┌─ MATERIAL PROVIDED

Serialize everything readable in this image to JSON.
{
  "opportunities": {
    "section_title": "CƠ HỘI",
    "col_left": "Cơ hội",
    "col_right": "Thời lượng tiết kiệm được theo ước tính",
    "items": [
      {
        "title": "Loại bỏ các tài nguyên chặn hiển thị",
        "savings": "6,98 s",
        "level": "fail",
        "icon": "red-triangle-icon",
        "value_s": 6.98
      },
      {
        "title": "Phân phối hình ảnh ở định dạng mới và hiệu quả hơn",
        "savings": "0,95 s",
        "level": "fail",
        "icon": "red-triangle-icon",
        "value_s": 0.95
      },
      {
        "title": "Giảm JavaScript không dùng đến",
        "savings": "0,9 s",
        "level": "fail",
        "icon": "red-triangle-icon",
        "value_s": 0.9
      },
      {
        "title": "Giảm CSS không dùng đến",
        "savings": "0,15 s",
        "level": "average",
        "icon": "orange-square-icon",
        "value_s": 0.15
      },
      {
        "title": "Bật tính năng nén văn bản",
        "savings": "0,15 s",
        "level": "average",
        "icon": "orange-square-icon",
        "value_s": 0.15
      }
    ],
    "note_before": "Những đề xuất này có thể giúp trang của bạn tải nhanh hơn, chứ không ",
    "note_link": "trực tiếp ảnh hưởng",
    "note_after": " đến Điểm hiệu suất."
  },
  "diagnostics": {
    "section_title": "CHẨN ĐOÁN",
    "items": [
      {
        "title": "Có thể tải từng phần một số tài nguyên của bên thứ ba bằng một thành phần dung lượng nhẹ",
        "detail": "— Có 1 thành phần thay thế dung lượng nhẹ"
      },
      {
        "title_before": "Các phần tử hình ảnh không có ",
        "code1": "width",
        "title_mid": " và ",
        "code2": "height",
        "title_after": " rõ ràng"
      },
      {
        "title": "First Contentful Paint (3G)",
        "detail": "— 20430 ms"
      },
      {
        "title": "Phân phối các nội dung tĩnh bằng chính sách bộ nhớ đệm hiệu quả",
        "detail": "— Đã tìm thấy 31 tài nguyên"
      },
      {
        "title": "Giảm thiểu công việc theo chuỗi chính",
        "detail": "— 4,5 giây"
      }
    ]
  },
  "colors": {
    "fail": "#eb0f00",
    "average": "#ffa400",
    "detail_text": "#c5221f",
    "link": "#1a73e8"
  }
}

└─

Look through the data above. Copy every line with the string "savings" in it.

- _SOLUTION TO THIS PROBLEM_:
        "savings": "6,98 s",
        "savings": "0,95 s",
        "savings": "0,9 s",
        "savings": "0,15 s",
        "savings": "0,15 s",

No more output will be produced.